Two surprisingly small heavy-weights have been discovered around galaxies in the nearby Virgo cluster by a team led by undergrads Michael Sandoval and Richard Vo and their advisor Aaron Romanowsky of San Jose State University. Setting a new record, these two objects now hold the title of the densest galaxy and the densest free-floating stellar system ever observed.

Classification Difficulties

What is the difference between large star clusters and small galaxies? Once thought to be distinct categories, the decade-old discovery of a new class of object, ultracompact dwarfs (UCDs), blurred the line between them somewhat: UCDs sit awkwardly between the two categories in size, mass and luminosity. So what are UCDs? It’s hard to say — in part because their full range of possible parameters has yet to be carefully explored.

Sandoval and his team set out to address this problem by combing through archival data from the Sloan Digital Sky Survey, searching for objects that display properties between those of star clusters and galaxies. Their search yielded two especially interesting objects: one around the galaxy M59, and the other around M85 (see figure 2). Follow-up observations with Subaru Telescope and the Southern Astrophysical Research telescope provided additional imaging and spectroscopic information.
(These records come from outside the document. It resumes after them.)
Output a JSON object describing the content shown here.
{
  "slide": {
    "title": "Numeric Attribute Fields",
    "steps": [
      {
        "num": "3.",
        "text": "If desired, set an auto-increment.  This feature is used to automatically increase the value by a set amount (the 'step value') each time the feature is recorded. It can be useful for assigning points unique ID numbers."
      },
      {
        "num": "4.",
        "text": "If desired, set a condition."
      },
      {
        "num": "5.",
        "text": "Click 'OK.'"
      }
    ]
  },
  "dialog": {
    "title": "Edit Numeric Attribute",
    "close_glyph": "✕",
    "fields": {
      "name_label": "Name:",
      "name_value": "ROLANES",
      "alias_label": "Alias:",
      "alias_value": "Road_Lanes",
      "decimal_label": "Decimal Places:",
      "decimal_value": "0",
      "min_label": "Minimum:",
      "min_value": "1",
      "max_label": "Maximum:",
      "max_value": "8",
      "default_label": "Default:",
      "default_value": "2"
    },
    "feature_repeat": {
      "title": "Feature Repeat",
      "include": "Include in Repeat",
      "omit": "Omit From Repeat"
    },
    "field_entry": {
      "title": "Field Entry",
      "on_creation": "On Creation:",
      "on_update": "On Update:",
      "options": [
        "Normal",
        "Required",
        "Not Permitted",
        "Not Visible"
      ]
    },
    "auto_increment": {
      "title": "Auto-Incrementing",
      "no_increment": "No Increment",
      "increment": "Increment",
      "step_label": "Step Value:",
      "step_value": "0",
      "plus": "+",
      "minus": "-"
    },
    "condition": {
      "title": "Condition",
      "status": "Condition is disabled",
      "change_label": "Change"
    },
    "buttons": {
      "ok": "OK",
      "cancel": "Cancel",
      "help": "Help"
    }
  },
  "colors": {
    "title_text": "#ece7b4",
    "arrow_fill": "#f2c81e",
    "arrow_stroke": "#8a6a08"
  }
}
Density plot

Plot of stellar surface mass density vs. mass of known stellar systems. The data include the two new objects (M85-HCC1 and M59-UCD3) as well as globular clusters, UCDs, and compact elliptical galaxies. Credit: Sandoval et al. 2015


What makes these two discoveries so unusual? Both are remarkably dense compared to similar objects! The first, M59-UCD3, was categorized as an ultracompact dwarf galaxy — but it’s significantly more dense than any other galaxy discovered. The night sky in M59-UCD3 would appear to contain roughly a million stars, compared to the few thousand we see overhead here in the Solar neighborhood.

M85-HCC1 is another ten times denser than even that! It’s such an unusual stellar system that it defies classification in the usual categories, which is why Sandoval and collaborators created a new name for this type of object: hypercompact cluster.

In spite of the differences between these two stellar systems, the team argues that there is evidence that they were formed the same way. They believe that both objects are galactic centers that have been tidally stripped of all of the outlying stars and gas, leaving only the dense cores behind. They argue that this could be caused by mergers of M59 and M85 with intermediate mass galaxies. If true, searching for more of these unique objects could provide us with clues to how galaxies were assembled.


Michael Sandoval et al. 2015 ApJ 808 L32 doi:10.1088/2041-8205/808/1/L32


Check out this cool visualization from the authors of how tidal stripping of a small galaxy might happen. This is one theory of how UCDs are formed.